Watch him smile, he thinks it Christmas
Or his 5th Birthday
And he thinks C-U-S-T-O-D-Y spells fun or play
I spell out all the hurtin' words
And turn my head when I speak
'Cause I can't spell away this hurt
That's drippin' down my cheek.*
The struggles are real for parents, regardless of their child’s age. Recently, I assisted with a wedding of a young man whose parents had been divorced for a year or so. During the wedding practice, I was led to believe that the groom’s parents would walk down the aisle with him as if they were still a family. The father or ex-husband had totally misread his ex-wife’s reaction to walking together as a cohesive unit.

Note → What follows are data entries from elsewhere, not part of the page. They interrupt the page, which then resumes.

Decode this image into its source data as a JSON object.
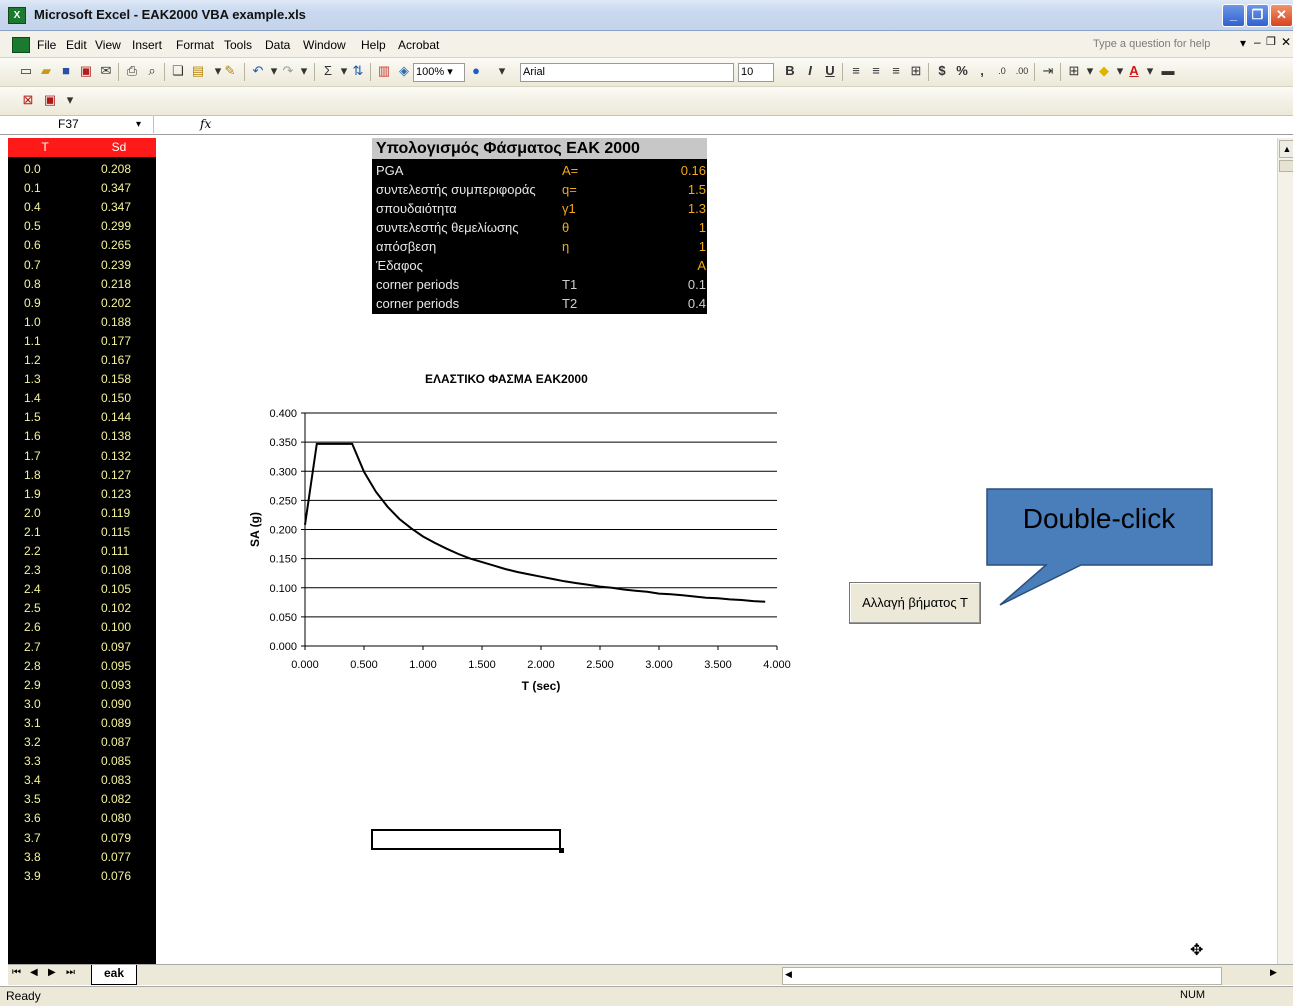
{
  "window": {
    "title": "Microsoft Excel - EAK2000 VBA example.xls",
    "app_icon": "excel-icon"
  },
  "menu": {
    "items": [
      "File",
      "Edit",
      "View",
      "Insert",
      "Format",
      "Tools",
      "Data",
      "Window",
      "Help",
      "Acrobat"
    ],
    "question_box": "Type a question for help"
  },
  "toolbar": {
    "zoom": "100%",
    "font": "Arial",
    "font_size": "10"
  },
  "formula_bar": {
    "cell_ref": "F37",
    "fx": "fx"
  },
  "spectrum_table": {
    "header_T": "T",
    "header_Sd": "Sd",
    "rows": [
      [
        "0.0",
        "0.208"
      ],
      [
        "0.1",
        "0.347"
      ],
      [
        "0.4",
        "0.347"
      ],
      [
        "0.5",
        "0.299"
      ],
      [
        "0.6",
        "0.265"
      ],
      [
        "0.7",
        "0.239"
      ],
      [
        "0.8",
        "0.218"
      ],
      [
        "0.9",
        "0.202"
      ],
      [
        "1.0",
        "0.188"
      ],
      [
        "1.1",
        "0.177"
      ],
      [
        "1.2",
        "0.167"
      ],
      [
        "1.3",
        "0.158"
      ],
      [
        "1.4",
        "0.150"
      ],
      [
        "1.5",
        "0.144"
      ],
      [
        "1.6",
        "0.138"
      ],
      [
        "1.7",
        "0.132"
      ],
      [
        "1.8",
        "0.127"
      ],
      [
        "1.9",
        "0.123"
      ],
      [
        "2.0",
        "0.119"
      ],
      [
        "2.1",
        "0.115"
      ],
      [
        "2.2",
        "0.111"
      ],
      [
        "2.3",
        "0.108"
      ],
      [
        "2.4",
        "0.105"
      ],
      [
        "2.5",
        "0.102"
      ],
      [
        "2.6",
        "0.100"
      ],
      [
        "2.7",
        "0.097"
      ],
      [
        "2.8",
        "0.095"
      ],
      [
        "2.9",
        "0.093"
      ],
      [
        "3.0",
        "0.090"
      ],
      [
        "3.1",
        "0.089"
      ],
      [
        "3.2",
        "0.087"
      ],
      [
        "3.3",
        "0.085"
      ],
      [
        "3.4",
        "0.083"
      ],
      [
        "3.5",
        "0.082"
      ],
      [
        "3.6",
        "0.080"
      ],
      [
        "3.7",
        "0.079"
      ],
      [
        "3.8",
        "0.077"
      ],
      [
        "3.9",
        "0.076"
      ]
    ]
  },
  "params": {
    "title": "Υπολογισμός Φάσματος ΕΑΚ 2000",
    "rows": [
      {
        "name": "PGA",
        "symbol": "A=",
        "value": "0.16",
        "accent": true
      },
      {
        "name": "συντελεστής συμπεριφοράς",
        "symbol": "q=",
        "value": "1.5",
        "accent": true
      },
      {
        "name": "σπουδαιότητα",
        "symbol": "γ1",
        "value": "1.3",
        "accent": true
      },
      {
        "name": "συντελεστής θεμελίωσης",
        "symbol": "θ",
        "value": "1",
        "accent": true
      },
      {
        "name": "απόσβεση",
        "symbol": "η",
        "value": "1",
        "accent": true
      },
      {
        "name": "Έδαφος",
        "symbol": "",
        "value": "A",
        "accent": true
      },
      {
        "name": "corner periods",
        "symbol": "T1",
        "value": "0.1",
        "accent": false
      },
      {
        "name": "corner periods",
        "symbol": "T2",
        "value": "0.4",
        "accent": false
      }
    ]
  },
  "chart_data": {
    "type": "line",
    "title": "ΕΛΑΣΤΙΚΟ ΦΑΣΜΑ ΕΑΚ2000",
    "xlabel": "T (sec)",
    "ylabel": "SA (g)",
    "xlim": [
      0,
      4.0
    ],
    "ylim": [
      0,
      0.4
    ],
    "xticks": [
      "0.000",
      "0.500",
      "1.000",
      "1.500",
      "2.000",
      "2.500",
      "3.000",
      "3.500",
      "4.000"
    ],
    "yticks": [
      "0.000",
      "0.050",
      "0.100",
      "0.150",
      "0.200",
      "0.250",
      "0.300",
      "0.350",
      "0.400"
    ],
    "grid": "horizontal",
    "x": [
      0.0,
      0.1,
      0.4,
      0.5,
      0.6,
      0.7,
      0.8,
      0.9,
      1.0,
      1.1,
      1.2,
      1.3,
      1.4,
      1.5,
      1.6,
      1.7,
      1.8,
      1.9,
      2.0,
      2.1,
      2.2,
      2.3,
      2.4,
      2.5,
      2.6,
      2.7,
      2.8,
      2.9,
      3.0,
      3.1,
      3.2,
      3.3,
      3.4,
      3.5,
      3.6,
      3.7,
      3.8,
      3.9
    ],
    "y": [
      0.208,
      0.347,
      0.347,
      0.299,
      0.265,
      0.239,
      0.218,
      0.202,
      0.188,
      0.177,
      0.167,
      0.158,
      0.15,
      0.144,
      0.138,
      0.132,
      0.127,
      0.123,
      0.119,
      0.115,
      0.111,
      0.108,
      0.105,
      0.102,
      0.1,
      0.097,
      0.095,
      0.093,
      0.09,
      0.089,
      0.087,
      0.085,
      0.083,
      0.082,
      0.08,
      0.079,
      0.077,
      0.076
    ]
  },
  "button": {
    "label": "Αλλαγή βήματος Τ"
  },
  "callout": {
    "text": "Double-click",
    "color": "#4a7ebb"
  },
  "sheet": {
    "tab": "eak"
  },
  "status": {
    "left": "Ready",
    "right": "NUM"
  }
}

Her eyes were drowning in hurt and pain, however after a few minutes, she straightened her shoulders, took a shaky but firm breath and said that for her son, she would agree to walk down the aisle with both of them. She could have created a ruckus, however she bravely set her discomfort aside to do this for her son. As someone who knows just how painful it is to pull that off, my respect for her grew immensely.
Everyone’s relationships and marriages are different and I will not speculate on what caused the divorce for the woman in Wynette’s song or for the groom’s parents. Given my own pain from the breakdown of my vows to “love and cherish till death do us part,” I will tell you that divorce is not the “easy” way out. It is devastating! Someone pointed me to a biblical text that describes it like this:
“It’s not an enemy that is insulting me—I could handle that. It’s not someone who hates me, who is exalted over me—I could hide from them. No. It’s you, my equal,
my close companion, my good friend! It was so pleasant when together we entered God’s house with the crowd.” (Ps 55 12-14)
The Psalmist acknowledges that enemies might betray us, but when someone you have loved, laughed with, slept with, and had children with, betrays us the pain is almost unbearable. The pain, sorrow and hurt of something that was once holy was now lost forever. Shortly after my divorce, a pastor asked me if I had repented of my sin and asked for God’s forgiveness. His question caught me off guard because I was still in the midst of the anger and hurt of my failing marriage. I was not even close to forgiving my ex-husband so how could I go before God and say, “forgive me.” One could argue that as a minister, it was his duty to ask me that question, however as a pastor or “shepherd” who cares for the hurting, it would have been more thoughtful of him to encourage me in my pain and disappointment. During this time of pain, I needed to feel God’s unconditional love rather than the judgment of my actions. Remembering how I felt in that interaction has helped to shape my reaction to other couples in the throes of their broken relationships. I no longer judge their story. I offer them the compassion, support and love that were not offered to me. It is for this same reason that I could encourage and support the groom’s mom as she struggled to walk down the aisle. D-I-V-O-R-C-E is rough but it is through those tough times that we discover that God is L-O-V-E!
* Recorded by Tammy Wynette ---Written by Bobby Braddock and Curly Putman